> **AIM OF THE EXERCISE**: Lines with the word "phone" in them are the ones to copy from the records.

**** AVAILABLE DATA

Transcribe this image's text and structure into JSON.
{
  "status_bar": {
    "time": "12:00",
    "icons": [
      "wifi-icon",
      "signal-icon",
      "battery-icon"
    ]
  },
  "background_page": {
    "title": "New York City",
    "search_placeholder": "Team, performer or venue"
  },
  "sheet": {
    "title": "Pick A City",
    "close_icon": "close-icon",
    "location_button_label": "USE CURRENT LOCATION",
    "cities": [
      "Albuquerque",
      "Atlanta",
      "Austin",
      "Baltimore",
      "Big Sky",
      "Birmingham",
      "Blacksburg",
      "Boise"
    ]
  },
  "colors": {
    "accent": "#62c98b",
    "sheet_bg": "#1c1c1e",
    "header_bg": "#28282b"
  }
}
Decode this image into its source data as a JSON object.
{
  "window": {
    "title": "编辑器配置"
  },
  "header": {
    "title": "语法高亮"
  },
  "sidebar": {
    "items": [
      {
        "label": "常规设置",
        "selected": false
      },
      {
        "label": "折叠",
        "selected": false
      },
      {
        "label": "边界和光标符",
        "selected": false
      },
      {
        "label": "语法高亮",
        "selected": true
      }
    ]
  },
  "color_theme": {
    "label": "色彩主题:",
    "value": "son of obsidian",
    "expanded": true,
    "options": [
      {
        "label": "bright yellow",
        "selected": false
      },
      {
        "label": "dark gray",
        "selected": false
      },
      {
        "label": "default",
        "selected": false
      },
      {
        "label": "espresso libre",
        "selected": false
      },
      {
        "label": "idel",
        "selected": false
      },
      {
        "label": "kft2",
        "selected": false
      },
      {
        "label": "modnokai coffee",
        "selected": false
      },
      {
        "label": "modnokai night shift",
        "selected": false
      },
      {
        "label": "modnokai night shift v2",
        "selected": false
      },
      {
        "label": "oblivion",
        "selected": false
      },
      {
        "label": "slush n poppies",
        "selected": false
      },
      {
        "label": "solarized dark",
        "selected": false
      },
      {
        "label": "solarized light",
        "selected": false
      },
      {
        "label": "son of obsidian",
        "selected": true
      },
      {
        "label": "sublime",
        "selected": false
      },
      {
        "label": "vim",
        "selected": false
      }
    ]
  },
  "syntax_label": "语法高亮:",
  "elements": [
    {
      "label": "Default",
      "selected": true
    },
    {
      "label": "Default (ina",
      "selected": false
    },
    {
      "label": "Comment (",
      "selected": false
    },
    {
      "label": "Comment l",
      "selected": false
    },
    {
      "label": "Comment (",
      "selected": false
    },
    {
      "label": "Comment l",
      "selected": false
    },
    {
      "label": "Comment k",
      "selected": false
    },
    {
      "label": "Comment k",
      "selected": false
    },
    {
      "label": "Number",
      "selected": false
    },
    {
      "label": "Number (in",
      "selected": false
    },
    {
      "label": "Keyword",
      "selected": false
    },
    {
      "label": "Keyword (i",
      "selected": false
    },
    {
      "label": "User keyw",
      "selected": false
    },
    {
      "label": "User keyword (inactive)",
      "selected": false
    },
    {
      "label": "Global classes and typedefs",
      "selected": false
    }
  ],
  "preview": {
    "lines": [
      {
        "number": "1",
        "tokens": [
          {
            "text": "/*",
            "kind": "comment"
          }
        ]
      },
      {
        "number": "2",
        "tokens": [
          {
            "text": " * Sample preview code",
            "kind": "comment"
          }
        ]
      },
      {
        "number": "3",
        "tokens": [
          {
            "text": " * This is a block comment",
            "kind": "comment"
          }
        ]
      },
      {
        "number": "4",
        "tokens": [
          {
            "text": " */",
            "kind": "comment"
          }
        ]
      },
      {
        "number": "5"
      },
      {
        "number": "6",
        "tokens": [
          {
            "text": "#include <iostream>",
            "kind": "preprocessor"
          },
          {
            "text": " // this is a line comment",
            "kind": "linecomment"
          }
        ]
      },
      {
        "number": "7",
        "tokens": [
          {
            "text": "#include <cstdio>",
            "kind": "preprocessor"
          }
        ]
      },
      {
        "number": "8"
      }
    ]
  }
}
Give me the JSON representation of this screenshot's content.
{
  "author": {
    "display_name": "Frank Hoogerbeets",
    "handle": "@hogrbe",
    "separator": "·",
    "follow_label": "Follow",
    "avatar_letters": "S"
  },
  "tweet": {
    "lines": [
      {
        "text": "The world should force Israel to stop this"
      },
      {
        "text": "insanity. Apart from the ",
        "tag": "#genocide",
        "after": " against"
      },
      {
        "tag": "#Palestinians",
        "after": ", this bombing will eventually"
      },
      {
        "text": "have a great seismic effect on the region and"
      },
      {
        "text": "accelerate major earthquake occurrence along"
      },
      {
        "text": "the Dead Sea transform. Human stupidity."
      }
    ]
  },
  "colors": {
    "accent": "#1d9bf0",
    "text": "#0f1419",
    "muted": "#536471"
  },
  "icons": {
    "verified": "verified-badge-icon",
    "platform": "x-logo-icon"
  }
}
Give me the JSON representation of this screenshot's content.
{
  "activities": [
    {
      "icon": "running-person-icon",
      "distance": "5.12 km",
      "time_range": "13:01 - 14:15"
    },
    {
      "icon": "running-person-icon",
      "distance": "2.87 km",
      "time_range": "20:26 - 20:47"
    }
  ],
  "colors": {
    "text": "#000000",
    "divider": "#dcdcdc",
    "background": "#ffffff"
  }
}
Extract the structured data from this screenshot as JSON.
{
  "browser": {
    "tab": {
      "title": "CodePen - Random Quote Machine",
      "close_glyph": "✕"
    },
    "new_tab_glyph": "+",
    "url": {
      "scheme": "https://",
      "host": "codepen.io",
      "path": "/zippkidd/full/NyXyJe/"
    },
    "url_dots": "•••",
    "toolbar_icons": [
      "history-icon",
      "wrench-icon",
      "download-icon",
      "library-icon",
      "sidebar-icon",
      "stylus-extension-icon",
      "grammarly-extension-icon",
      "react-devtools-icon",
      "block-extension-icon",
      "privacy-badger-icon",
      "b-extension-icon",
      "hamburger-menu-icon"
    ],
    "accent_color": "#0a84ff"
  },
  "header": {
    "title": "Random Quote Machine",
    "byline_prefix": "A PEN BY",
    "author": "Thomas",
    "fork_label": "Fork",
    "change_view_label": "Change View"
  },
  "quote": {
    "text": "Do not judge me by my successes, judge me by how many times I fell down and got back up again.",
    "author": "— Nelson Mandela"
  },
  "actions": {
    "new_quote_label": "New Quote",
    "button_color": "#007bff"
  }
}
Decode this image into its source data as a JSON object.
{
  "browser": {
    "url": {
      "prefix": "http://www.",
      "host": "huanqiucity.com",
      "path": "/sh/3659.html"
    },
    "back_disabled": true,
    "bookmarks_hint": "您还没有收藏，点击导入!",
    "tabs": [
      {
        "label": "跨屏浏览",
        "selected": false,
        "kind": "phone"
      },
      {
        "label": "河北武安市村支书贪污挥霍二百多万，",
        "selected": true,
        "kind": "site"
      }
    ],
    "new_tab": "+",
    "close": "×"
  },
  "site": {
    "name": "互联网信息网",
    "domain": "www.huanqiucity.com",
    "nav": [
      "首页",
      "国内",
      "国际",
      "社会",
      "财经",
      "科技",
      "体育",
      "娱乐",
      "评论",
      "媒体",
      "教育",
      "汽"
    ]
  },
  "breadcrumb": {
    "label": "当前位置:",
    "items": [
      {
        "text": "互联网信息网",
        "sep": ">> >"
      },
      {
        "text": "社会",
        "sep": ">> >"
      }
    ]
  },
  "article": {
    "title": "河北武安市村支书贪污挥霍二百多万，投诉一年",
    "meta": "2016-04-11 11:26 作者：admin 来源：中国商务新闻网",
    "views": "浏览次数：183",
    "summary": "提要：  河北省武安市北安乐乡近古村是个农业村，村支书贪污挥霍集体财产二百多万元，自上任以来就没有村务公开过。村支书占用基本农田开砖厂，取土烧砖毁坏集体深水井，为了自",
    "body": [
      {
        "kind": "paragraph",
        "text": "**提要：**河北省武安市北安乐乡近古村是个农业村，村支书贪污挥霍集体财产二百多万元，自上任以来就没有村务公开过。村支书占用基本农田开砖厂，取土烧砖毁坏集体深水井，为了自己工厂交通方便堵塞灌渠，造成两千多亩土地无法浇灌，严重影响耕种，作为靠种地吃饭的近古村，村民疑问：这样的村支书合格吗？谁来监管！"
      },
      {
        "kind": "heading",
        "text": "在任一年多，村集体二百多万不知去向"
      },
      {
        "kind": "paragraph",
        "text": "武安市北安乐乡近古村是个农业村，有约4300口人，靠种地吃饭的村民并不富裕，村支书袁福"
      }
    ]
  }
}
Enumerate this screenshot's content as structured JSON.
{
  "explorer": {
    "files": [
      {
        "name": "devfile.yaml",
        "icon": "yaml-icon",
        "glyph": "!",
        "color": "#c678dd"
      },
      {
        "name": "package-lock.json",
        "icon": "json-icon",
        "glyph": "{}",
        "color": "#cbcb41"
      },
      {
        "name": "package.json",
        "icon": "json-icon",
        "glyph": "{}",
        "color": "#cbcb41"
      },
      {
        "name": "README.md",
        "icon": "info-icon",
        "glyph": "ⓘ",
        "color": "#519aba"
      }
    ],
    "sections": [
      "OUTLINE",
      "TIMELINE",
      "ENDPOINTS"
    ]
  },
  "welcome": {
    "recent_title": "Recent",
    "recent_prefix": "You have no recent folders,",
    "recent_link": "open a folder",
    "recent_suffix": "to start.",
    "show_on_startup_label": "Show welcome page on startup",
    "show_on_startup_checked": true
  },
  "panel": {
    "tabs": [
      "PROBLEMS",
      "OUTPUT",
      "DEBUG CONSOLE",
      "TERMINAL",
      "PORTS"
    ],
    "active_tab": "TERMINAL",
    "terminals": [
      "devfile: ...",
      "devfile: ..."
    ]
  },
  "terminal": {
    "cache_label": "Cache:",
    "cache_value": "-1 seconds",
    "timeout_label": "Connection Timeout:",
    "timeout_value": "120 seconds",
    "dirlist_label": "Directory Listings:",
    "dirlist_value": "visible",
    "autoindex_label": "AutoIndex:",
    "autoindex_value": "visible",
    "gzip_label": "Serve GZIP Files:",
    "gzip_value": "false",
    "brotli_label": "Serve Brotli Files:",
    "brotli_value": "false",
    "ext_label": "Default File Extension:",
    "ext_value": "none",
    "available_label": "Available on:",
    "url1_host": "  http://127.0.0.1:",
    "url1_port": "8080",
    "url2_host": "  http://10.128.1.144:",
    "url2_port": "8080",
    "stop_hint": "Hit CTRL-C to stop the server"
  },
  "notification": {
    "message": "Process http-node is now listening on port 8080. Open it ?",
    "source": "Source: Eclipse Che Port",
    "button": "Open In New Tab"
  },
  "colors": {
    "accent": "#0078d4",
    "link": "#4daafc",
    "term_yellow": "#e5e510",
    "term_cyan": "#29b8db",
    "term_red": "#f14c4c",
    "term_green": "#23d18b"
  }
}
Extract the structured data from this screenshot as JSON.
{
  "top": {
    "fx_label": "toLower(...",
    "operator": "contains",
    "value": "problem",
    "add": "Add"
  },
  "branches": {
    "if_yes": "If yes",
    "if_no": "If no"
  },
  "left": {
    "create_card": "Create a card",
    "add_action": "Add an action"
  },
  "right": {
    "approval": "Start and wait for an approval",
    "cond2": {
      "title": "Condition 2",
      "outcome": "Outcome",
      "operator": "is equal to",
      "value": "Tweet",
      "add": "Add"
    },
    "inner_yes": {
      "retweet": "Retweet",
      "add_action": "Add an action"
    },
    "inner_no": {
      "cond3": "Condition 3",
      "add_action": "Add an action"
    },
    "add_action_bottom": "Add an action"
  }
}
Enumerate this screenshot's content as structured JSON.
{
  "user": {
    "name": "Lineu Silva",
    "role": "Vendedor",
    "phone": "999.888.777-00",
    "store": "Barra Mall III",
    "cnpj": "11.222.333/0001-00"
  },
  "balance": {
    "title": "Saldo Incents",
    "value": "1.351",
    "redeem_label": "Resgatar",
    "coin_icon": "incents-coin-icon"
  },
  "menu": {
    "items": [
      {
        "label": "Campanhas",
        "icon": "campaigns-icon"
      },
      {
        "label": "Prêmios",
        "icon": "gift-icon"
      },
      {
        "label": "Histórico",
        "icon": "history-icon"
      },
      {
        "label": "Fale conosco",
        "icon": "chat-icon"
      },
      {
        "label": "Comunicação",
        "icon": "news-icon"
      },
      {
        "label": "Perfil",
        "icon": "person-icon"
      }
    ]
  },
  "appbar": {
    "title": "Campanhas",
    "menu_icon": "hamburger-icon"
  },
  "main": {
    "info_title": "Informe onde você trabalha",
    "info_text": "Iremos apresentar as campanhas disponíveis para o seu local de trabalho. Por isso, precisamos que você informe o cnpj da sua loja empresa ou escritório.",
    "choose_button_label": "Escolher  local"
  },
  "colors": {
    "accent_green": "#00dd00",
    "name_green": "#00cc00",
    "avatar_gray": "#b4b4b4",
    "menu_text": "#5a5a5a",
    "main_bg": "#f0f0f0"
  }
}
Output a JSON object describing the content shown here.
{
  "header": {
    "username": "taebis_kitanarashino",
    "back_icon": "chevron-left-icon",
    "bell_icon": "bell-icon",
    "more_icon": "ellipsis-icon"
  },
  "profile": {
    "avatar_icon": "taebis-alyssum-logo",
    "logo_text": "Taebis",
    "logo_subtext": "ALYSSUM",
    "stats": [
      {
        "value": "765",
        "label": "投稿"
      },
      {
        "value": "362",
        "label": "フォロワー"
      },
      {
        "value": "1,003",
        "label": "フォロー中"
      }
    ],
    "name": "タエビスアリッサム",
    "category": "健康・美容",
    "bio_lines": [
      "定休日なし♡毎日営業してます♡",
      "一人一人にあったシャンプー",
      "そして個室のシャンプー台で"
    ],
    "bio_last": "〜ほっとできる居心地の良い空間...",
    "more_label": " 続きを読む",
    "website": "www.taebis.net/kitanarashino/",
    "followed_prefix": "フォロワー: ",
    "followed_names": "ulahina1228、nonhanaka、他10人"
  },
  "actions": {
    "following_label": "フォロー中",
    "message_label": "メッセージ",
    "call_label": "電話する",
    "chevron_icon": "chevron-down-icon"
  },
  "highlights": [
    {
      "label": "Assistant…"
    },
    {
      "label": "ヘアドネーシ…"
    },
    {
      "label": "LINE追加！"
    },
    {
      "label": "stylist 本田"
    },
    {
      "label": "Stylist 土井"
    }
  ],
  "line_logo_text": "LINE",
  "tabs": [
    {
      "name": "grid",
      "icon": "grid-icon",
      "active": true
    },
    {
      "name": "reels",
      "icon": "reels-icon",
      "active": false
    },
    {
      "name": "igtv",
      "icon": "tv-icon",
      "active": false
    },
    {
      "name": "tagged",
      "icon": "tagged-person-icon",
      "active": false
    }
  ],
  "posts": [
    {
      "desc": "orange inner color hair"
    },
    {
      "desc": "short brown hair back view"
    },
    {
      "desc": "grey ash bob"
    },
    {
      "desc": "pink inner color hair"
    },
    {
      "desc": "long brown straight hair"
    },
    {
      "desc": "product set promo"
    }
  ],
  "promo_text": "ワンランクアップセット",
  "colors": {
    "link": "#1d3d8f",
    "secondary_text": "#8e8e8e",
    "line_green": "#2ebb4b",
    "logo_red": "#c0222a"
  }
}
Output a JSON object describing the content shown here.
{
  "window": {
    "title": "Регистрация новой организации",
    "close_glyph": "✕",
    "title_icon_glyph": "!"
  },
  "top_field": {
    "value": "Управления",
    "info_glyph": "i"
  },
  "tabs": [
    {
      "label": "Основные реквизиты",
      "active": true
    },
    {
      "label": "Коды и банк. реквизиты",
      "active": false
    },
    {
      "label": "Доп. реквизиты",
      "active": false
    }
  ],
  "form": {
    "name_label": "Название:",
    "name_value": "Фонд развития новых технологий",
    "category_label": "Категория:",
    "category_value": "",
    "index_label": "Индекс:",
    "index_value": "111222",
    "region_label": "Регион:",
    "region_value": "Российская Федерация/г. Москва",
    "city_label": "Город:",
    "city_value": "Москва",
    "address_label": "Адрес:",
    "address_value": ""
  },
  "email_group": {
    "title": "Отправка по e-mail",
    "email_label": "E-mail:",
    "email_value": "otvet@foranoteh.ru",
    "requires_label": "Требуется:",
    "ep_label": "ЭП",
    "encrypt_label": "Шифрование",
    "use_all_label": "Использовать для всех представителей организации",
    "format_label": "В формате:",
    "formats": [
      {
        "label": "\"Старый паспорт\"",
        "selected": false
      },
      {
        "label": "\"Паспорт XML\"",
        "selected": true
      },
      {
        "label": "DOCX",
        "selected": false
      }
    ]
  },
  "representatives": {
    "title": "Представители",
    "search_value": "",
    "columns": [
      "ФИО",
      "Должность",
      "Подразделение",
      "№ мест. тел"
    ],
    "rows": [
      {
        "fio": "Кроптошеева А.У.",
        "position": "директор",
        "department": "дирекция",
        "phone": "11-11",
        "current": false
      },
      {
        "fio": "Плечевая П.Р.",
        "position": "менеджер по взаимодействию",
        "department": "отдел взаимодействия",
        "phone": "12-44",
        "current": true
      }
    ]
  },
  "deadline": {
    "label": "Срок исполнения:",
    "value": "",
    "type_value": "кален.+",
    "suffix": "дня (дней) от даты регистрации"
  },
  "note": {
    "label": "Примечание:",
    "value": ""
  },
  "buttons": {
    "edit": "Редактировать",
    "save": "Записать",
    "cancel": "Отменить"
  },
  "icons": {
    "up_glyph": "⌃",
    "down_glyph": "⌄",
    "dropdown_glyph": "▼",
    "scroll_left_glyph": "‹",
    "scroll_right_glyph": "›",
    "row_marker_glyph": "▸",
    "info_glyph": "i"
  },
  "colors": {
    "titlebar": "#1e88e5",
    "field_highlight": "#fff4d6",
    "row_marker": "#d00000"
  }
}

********

> **TASK SOLUTION**:
        "kind": "phone"
    "phone": "999.888.777-00",
        "phone": "11-11",
        "phone": "12-44",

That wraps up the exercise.